That makes the coming globalisation into the third unbundling; the geographic separation of labour and labour services via digitech that makes remote workers seem less remote.
Today, instead of economic globalisation's benefits what is common is everywhere is the globalisation of rage.
Economic globalisation is the increasing economic interdependence of national economies across the world through a rapid increase in cross-border movement of goods, services, technology, and capital, according to Oxford University Press.
Frans Timmermans, First Vice-President of the Commission, said: "Globalisation is good for the European economy overall, but this means little to our citizens if the benefits are not shared fairly and more evenly.

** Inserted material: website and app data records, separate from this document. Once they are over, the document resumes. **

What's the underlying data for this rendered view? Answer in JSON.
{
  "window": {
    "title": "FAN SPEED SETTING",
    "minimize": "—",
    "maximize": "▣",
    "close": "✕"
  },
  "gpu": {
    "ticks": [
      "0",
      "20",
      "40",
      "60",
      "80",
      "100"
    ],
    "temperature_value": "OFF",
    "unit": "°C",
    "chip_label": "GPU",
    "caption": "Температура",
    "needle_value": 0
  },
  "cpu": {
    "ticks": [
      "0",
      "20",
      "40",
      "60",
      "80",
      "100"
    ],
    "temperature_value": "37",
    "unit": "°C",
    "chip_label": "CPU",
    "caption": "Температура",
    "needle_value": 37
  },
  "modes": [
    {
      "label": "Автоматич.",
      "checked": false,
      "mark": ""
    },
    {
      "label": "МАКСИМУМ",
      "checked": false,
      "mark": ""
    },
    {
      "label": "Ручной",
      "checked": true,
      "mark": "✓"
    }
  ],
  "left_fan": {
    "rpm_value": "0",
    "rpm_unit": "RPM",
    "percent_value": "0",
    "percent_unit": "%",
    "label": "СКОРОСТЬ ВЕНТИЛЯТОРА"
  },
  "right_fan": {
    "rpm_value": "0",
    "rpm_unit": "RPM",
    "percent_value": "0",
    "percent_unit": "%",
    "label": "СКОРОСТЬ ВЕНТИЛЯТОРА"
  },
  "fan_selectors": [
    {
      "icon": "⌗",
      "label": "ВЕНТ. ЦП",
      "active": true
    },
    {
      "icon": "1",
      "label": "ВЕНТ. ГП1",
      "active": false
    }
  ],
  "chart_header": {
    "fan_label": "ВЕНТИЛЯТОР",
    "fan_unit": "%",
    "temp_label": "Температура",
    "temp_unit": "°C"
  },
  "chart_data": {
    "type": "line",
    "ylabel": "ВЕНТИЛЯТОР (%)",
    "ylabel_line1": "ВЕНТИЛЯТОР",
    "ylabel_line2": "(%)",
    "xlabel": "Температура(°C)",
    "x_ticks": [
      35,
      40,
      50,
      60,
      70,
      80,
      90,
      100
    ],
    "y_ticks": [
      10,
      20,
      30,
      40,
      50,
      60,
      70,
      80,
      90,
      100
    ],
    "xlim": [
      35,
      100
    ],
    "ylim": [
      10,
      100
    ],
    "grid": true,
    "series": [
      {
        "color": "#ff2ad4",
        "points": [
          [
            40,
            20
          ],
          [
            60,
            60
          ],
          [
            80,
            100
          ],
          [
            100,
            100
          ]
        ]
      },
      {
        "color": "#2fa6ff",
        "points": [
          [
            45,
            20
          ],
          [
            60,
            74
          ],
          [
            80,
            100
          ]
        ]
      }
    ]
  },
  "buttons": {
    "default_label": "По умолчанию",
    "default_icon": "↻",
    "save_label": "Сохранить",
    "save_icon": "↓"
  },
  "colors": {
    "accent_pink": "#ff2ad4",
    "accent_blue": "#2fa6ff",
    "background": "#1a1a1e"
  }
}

Firstly, we have analyzed the areas in which the term globalisation occurred: the European Union, capitalism, knowledge, economy (markets, financial markets, trade, mortgage lending, business, economic rise, state intervention, rising debt, car industry, the corporate world), law (lawless, immigrant ghettos), people (groups, protesters, writers, working-class families), politics, religion, football, TV, cinema, music, books, food, education, health.
Walden Bello, "The Capitalist Conjecture: Over-Accumulation, Financial Crises, and the Retreat from Globalisation", Third World Quarterly 27, no.
Gills, "Globalisation and the Politics of Resistance," New Political Economy 2, no.
The findings have indicated a surprisingly reserved approach to globalisation from top IT executives from around the world, despite the sector continuing to benefit from substantial investment caused by its effects.
He tells us that he wants to show that while the critics of the globalisation process are indeed right that it imposes a very questionable set of values, this does not have to be the case.
"Embracing globalisation, not retreating into protectionism, is the best way to growth, jobs and prosperity for all," he told the CBI President's Dinner.
Section III defines globalisation and its various measures.
Ronaldo Munck, ed., Labour and Globalisation: Results and Prospects (Liverpool: Liverpool University Press 2004)
Chapter 2, contributed by Ranson, Beaglehole, Correa, Mirza, Buse and Drager, addresses "the public health implications of multilateral trade agreements." Chapter 3, titled "Globalisation and multilateral public-private health partnerships: issues for health policy," has been contributed by Buse and Walt, whereas chapter 4, contributed by Brugha and Zwi, asks questions for evidence in favor of "global approaches to private sector provision." Chapter 5, titled "Regulation in the context of global health markets," has been contributed by Kumaranayake and Lake, and chapter 6, titled "Global policy networks: the propagation of health care financing reform since the 1980s," has been contributed by Lee and Goodman.
The end of globalisation: Lessons from the Great Depression.
According to the findings of a Flash Eurobarometer opinion poll published by the European Commission published on November 17, no less than 63% of EU citizens are favourable to the development of globalisation while more than half (52%) believe that if globalisation intensifies in the future it would be advantageous too.